Set down every entry word for word. Omit the pictures.

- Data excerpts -
..........

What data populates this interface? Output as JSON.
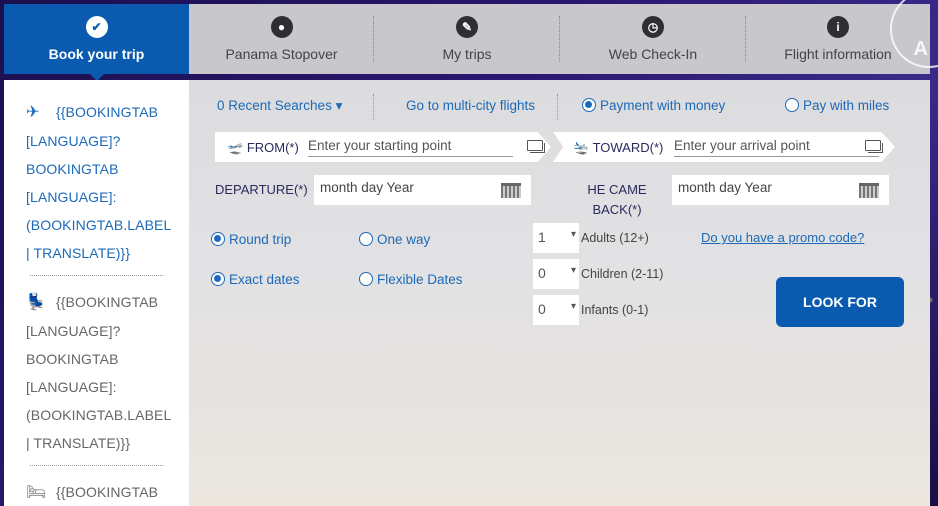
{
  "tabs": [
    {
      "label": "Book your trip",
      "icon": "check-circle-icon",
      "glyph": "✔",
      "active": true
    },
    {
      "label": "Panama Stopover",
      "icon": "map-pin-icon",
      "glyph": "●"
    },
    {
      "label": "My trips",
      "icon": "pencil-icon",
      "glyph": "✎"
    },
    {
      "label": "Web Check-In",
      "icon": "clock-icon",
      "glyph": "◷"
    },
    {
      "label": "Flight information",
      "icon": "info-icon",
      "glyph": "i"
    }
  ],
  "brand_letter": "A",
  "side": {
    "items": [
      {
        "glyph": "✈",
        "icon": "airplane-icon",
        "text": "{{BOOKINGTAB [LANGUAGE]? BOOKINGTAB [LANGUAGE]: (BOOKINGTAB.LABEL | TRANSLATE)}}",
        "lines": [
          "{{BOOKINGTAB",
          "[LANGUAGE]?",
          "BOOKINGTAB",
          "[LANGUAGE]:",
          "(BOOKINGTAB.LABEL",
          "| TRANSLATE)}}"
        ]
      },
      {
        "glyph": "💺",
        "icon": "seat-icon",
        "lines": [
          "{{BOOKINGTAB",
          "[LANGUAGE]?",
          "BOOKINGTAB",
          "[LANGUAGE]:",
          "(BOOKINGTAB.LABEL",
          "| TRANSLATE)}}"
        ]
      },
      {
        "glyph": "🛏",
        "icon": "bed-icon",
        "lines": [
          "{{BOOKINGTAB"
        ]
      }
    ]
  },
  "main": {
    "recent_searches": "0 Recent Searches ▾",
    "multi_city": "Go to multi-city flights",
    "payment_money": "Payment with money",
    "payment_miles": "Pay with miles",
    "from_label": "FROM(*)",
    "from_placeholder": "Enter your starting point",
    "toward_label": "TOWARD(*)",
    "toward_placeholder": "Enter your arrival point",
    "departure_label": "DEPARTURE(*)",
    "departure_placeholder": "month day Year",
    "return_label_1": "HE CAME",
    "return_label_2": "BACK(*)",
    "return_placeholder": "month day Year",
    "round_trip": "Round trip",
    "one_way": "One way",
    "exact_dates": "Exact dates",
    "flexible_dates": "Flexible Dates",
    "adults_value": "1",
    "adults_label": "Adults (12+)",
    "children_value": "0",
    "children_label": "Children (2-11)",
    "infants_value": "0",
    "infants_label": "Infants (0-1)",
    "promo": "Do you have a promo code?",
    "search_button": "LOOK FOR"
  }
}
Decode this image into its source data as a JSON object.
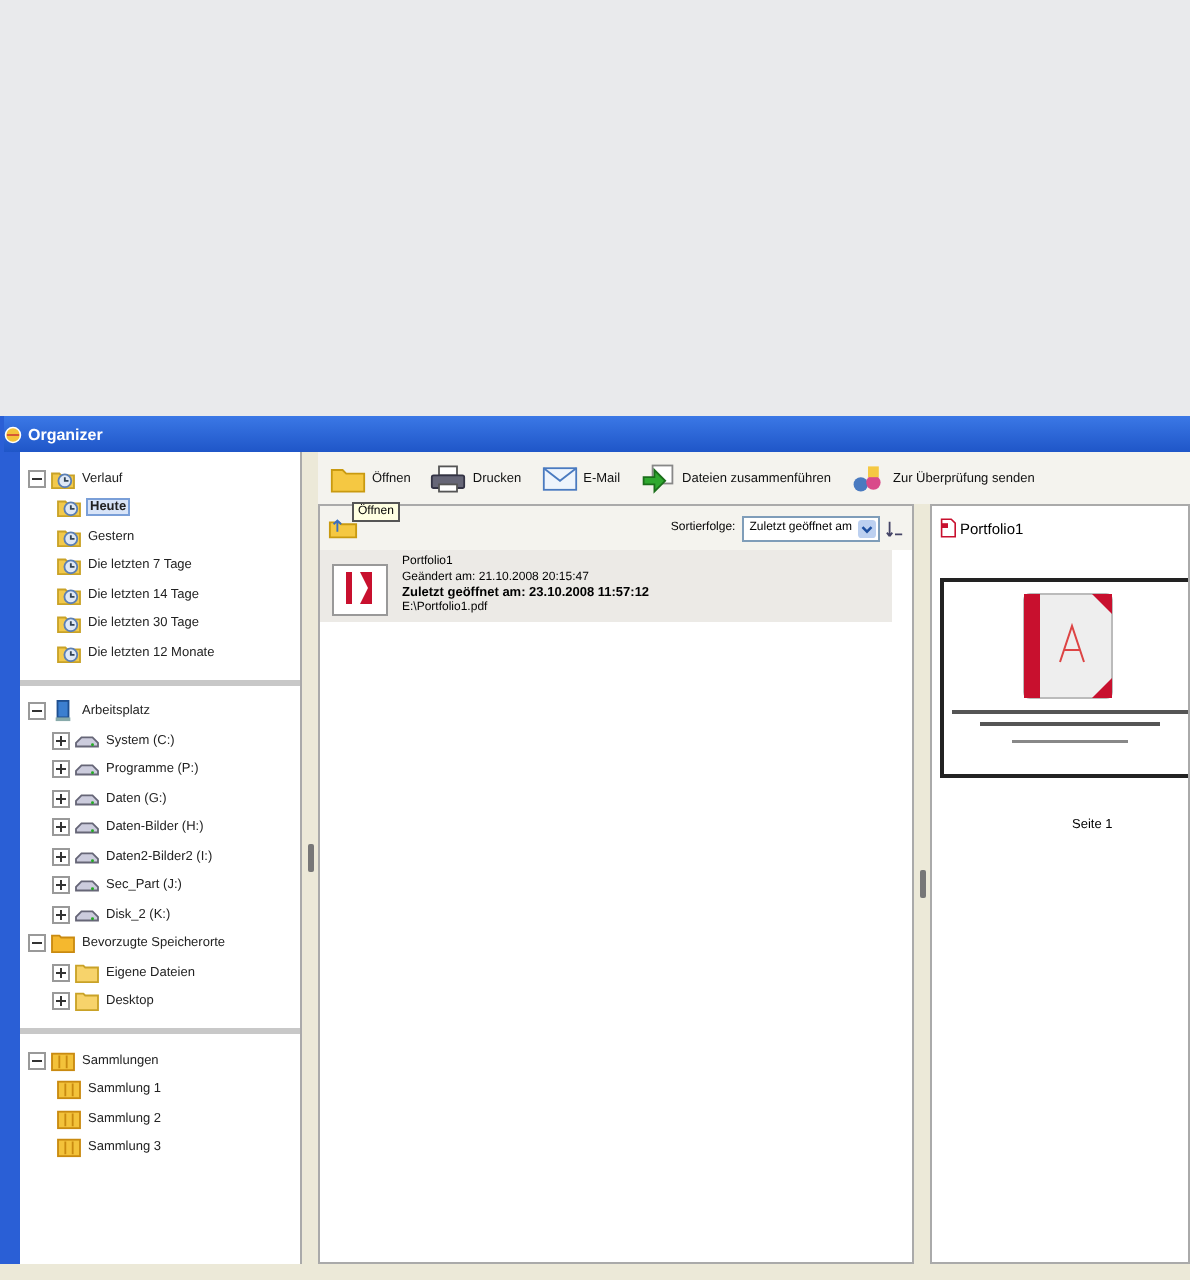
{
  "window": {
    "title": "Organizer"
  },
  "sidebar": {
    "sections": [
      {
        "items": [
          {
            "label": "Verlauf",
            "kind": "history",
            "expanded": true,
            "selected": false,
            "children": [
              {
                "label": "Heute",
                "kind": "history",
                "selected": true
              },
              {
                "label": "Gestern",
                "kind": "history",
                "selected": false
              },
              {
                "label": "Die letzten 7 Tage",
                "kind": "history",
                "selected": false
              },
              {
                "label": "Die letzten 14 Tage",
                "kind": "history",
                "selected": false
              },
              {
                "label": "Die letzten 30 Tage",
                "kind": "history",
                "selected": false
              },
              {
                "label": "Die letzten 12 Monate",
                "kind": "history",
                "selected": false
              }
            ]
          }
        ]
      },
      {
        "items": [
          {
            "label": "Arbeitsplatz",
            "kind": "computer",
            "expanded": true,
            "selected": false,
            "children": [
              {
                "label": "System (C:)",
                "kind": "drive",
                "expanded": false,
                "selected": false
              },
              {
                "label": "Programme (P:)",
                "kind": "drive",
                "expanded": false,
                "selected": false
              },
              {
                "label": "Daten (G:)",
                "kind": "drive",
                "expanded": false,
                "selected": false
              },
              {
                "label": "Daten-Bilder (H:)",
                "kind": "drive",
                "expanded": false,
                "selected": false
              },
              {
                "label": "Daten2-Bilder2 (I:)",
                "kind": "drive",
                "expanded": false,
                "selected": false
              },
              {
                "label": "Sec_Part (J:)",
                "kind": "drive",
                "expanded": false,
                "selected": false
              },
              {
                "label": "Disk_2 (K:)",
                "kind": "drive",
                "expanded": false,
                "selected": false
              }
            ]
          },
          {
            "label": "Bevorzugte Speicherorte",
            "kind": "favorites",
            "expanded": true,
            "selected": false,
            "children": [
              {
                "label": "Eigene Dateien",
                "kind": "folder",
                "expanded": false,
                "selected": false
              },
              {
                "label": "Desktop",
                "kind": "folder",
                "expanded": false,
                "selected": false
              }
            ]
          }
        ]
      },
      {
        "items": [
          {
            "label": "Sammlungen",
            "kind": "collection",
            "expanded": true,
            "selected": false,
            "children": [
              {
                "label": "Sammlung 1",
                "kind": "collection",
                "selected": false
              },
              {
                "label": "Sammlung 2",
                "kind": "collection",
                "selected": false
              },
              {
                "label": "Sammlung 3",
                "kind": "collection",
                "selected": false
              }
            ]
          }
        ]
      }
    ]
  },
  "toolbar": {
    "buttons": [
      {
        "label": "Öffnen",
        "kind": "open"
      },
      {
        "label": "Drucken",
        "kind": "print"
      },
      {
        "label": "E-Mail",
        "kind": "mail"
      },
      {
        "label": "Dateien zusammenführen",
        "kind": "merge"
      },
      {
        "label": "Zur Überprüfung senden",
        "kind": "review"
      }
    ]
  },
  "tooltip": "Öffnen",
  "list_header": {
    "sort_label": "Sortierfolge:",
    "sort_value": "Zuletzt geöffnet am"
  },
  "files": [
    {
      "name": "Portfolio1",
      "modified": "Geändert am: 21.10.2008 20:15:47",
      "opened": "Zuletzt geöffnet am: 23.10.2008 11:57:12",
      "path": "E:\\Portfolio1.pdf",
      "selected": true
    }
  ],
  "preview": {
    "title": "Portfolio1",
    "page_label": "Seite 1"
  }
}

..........

- Answer -
What data populates this interface? Output as JSON.
{
  "tabs": [
    {
      "label": "Book your trip",
      "icon": "check-circle-icon",
      "glyph": "✔",
      "active": true
    },
    {
      "label": "Panama Stopover",
      "icon": "map-pin-icon",
      "glyph": "●"
    },
    {
      "label": "My trips",
      "icon": "pencil-icon",
      "glyph": "✎"
    },
    {
      "label": "Web Check-In",
      "icon": "clock-icon",
      "glyph": "◷"
    },
    {
      "label": "Flight information",
      "icon": "info-icon",
      "glyph": "i"
    }
  ],
  "brand_letter": "A",
  "side": {
    "items": [
      {
        "glyph": "✈",
        "icon": "airplane-icon",
        "text": "{{BOOKINGTAB [LANGUAGE]? BOOKINGTAB [LANGUAGE]: (BOOKINGTAB.LABEL | TRANSLATE)}}",
        "lines": [
          "{{BOOKINGTAB",
          "[LANGUAGE]?",
          "BOOKINGTAB",
          "[LANGUAGE]:",
          "(BOOKINGTAB.LABEL",
          "| TRANSLATE)}}"
        ]
      },
      {
        "glyph": "💺",
        "icon": "seat-icon",
        "lines": [
          "{{BOOKINGTAB",
          "[LANGUAGE]?",
          "BOOKINGTAB",
          "[LANGUAGE]:",
          "(BOOKINGTAB.LABEL",
          "| TRANSLATE)}}"
        ]
      },
      {
        "glyph": "🛏",
        "icon": "bed-icon",
        "lines": [
          "{{BOOKINGTAB"
        ]
      }
    ]
  },
  "main": {
    "recent_searches": "0 Recent Searches ▾",
    "multi_city": "Go to multi-city flights",
    "payment_money": "Payment with money",
    "payment_miles": "Pay with miles",
    "from_label": "FROM(*)",
    "from_placeholder": "Enter your starting point",
    "toward_label": "TOWARD(*)",
    "toward_placeholder": "Enter your arrival point",
    "departure_label": "DEPARTURE(*)",
    "departure_placeholder": "month day Year",
    "return_label_1": "HE CAME",
    "return_label_2": "BACK(*)",
    "return_placeholder": "month day Year",
    "round_trip": "Round trip",
    "one_way": "One way",
    "exact_dates": "Exact dates",
    "flexible_dates": "Flexible Dates",
    "adults_value": "1",
    "adults_label": "Adults (12+)",
    "children_value": "0",
    "children_label": "Children (2-11)",
    "infants_value": "0",
    "infants_label": "Infants (0-1)",
    "promo": "Do you have a promo code?",
    "search_button": "LOOK FOR"
  }
}
Decode this image into its source data as a JSON object.
{
  "window": {
    "title": "Organizer"
  },
  "sidebar": {
    "sections": [
      {
        "items": [
          {
            "label": "Verlauf",
            "kind": "history",
            "expanded": true,
            "selected": false,
            "children": [
              {
                "label": "Heute",
                "kind": "history",
                "selected": true
              },
              {
                "label": "Gestern",
                "kind": "history",
                "selected": false
              },
              {
                "label": "Die letzten 7 Tage",
                "kind": "history",
                "selected": false
              },
              {
                "label": "Die letzten 14 Tage",
                "kind": "history",
                "selected": false
              },
              {
                "label": "Die letzten 30 Tage",
                "kind": "history",
                "selected": false
              },
              {
                "label": "Die letzten 12 Monate",
                "kind": "history",
                "selected": false
              }
            ]
          }
        ]
      },
      {
        "items": [
          {
            "label": "Arbeitsplatz",
            "kind": "computer",
            "expanded": true,
            "selected": false,
            "children": [
              {
                "label": "System (C:)",
                "kind": "drive",
                "expanded": false,
                "selected": false
              },
              {
                "label": "Programme (P:)",
                "kind": "drive",
                "expanded": false,
                "selected": false
              },
              {
                "label": "Daten (G:)",
                "kind": "drive",
                "expanded": false,
                "selected": false
              },
              {
                "label": "Daten-Bilder (H:)",
                "kind": "drive",
                "expanded": false,
                "selected": false
              },
              {
                "label": "Daten2-Bilder2 (I:)",
                "kind": "drive",
                "expanded": false,
                "selected": false
              },
              {
                "label": "Sec_Part (J:)",
                "kind": "drive",
                "expanded": false,
                "selected": false
              },
              {
                "label": "Disk_2 (K:)",
                "kind": "drive",
                "expanded": false,
                "selected": false
              }
            ]
          },
          {
            "label": "Bevorzugte Speicherorte",
            "kind": "favorites",
            "expanded": true,
            "selected": false,
            "children": [
              {
                "label": "Eigene Dateien",
                "kind": "folder",
                "expanded": false,
                "selected": false
              },
              {
                "label": "Desktop",
                "kind": "folder",
                "expanded": false,
                "selected": false
              }
            ]
          }
        ]
      },
      {
        "items": [
          {
            "label": "Sammlungen",
            "kind": "collection",
            "expanded": true,
            "selected": false,
            "children": [
              {
                "label": "Sammlung 1",
                "kind": "collection",
                "selected": false
              },
              {
                "label": "Sammlung 2",
                "kind": "collection",
                "selected": false
              },
              {
                "label": "Sammlung 3",
                "kind": "collection",
                "selected": false
              }
            ]
          }
        ]
      }
    ]
  },
  "toolbar": {
    "buttons": [
      {
        "label": "Öffnen",
        "kind": "open"
      },
      {
        "label": "Drucken",
        "kind": "print"
      },
      {
        "label": "E-Mail",
        "kind": "mail"
      },
      {
        "label": "Dateien zusammenführen",
        "kind": "merge"
      },
      {
        "label": "Zur Überprüfung senden",
        "kind": "review"
      }
    ]
  },
  "tooltip": "Öffnen",
  "list_header": {
    "sort_label": "Sortierfolge:",
    "sort_value": "Zuletzt geöffnet am"
  },
  "files": [
    {
      "name": "Portfolio1",
      "modified": "Geändert am: 21.10.2008 20:15:47",
      "opened": "Zuletzt geöffnet am: 23.10.2008 11:57:12",
      "path": "E:\\Portfolio1.pdf",
      "selected": true
    }
  ],
  "preview": {
    "title": "Portfolio1",
    "page_label": "Seite 1"
  }
}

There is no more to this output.